Why must the house offered to social tenants be refurbished to the very highest standard before they move in? Why can't they make do with old pine doors and rusty metal windows like the couple I know on the same street? Is there some reason why they can't be asked to get out the scrubbing brushes and paint brushes and do some of the work themselves?
We all know we're in the middle of a housing crisis here. But hard working young couples (or singles) who are trying to look after their own housing needs get very little help from anyone, including the state. Meanwhile, some of those who want social housing from the state can be very picky, as the Sunday Independent paper reported last weekend.
It revealed that one in four people who are offered social housing in the Dublin City Council area have been turning down homes for a variety of reasons. These include claims that the accommodation is not suitable, too far away from relatives, too big, too small, in an area they don't know, the decor is not to their liking, etc.
There are other aspects at play here as well. The four councils in the greater Dublin area and many other councils around the country have high levels of rent arrears -- tenants who fall way behind in their payments -- and these funds are never collected.
This goes on despite some social tenants having significant household income (often in the black economy) and having a car or two outside the house. And it goes on among those who can't find a job (despite us being down to six percent unemployment) even though their welfare payments are among the highest in Europe and their rents are set at very low levels.

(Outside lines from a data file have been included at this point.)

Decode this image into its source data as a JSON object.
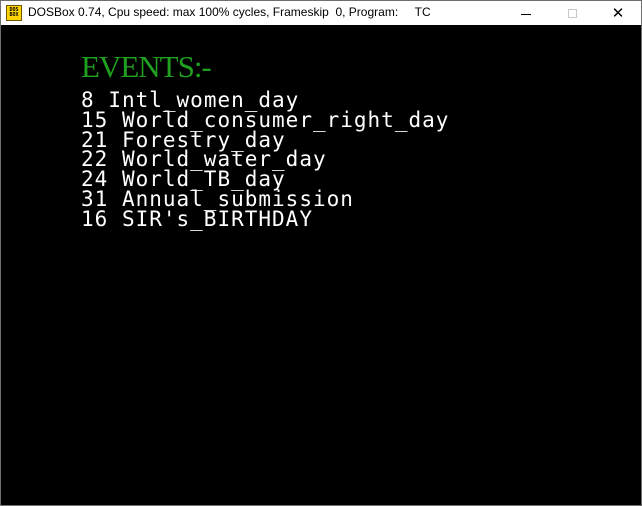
{
  "window": {
    "title": "DOSBox 0.74, Cpu speed: max 100% cycles, Frameskip  0, Program:     TC",
    "icon_name": "dosbox-icon",
    "icon_text": "DOS BOX",
    "controls": {
      "minimize": "minimize-icon",
      "maximize": "maximize-icon",
      "close": "close-icon",
      "close_glyph": "✕"
    }
  },
  "screen": {
    "background": "#000000",
    "heading": "EVENTS:-",
    "heading_color": "#1fa01f",
    "text_color": "#ffffff",
    "events": [
      {
        "day": "8",
        "name": "Intl_women_day"
      },
      {
        "day": "15",
        "name": "World_consumer_right_day"
      },
      {
        "day": "21",
        "name": "Forestry_day"
      },
      {
        "day": "22",
        "name": "World_water_day"
      },
      {
        "day": "24",
        "name": "World_TB_day"
      },
      {
        "day": "31",
        "name": "Annual_submission"
      },
      {
        "day": "16",
        "name": "SIR's_BIRTHDAY"
      }
    ]
  }
}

We have explained in recent columns why housing here is such a mess and the problems being caused by soaring house prices and rents, something that will be solved over several years rather than by the measures announced in a single budget. But some of what is going on in the housing market at the moment relates to the more fundamental points made recently by Varadkar.
He summarized what he wants to achieve in the Irish economy as "A Republic of Opportunity.” He used the phrase several times in recent speeches, saying he wants to give everyone in Ireland -- particularly the squeezed middle class -- the opportunity to build a better life for themselves through hard work and self-reliance.
Varadkar said it's time "the people who get up early in the morning" got a break. They are the people who pay for everything through their taxes, he said, but feel they get very little back from the state. They were given a slight break in this week's budget but it's not much more than a token gesture because that's all the state can afford without cutting welfare and the rest of our inflated state spending.
Varadkar's belief that we need to stop encouraging our deeply engrained culture of dependency and foster one of self-reliance has been mildly controversial. His slight shift to the center right has been criticized by politicians on the left -- the members of the Pay for Nothing parties as a colleague of mine calls them -- who want ever higher public spending on welfare and state supports and services.
It's been a long time here since the alternative pathways in economic policy have been put as bluntly as Varadkar has done in recent weeks. And that's one reason why there has been a sharper interest in this week's budget.
There are some small signs in the budget of a change in economic approach and some minor recognition of the need to reward "the people who get up early in the morning." You can read the full details of this week's budget elsewhere and see if you think this shift in the direction of economic policy goes far enough.
Does it give enough reward to the squeezed middle who don't want to live off the state and prefer to do things for themselves? Does it do enough to lessen our culture of dependence? We will return to the subject here next week with a full analysis of the budget details.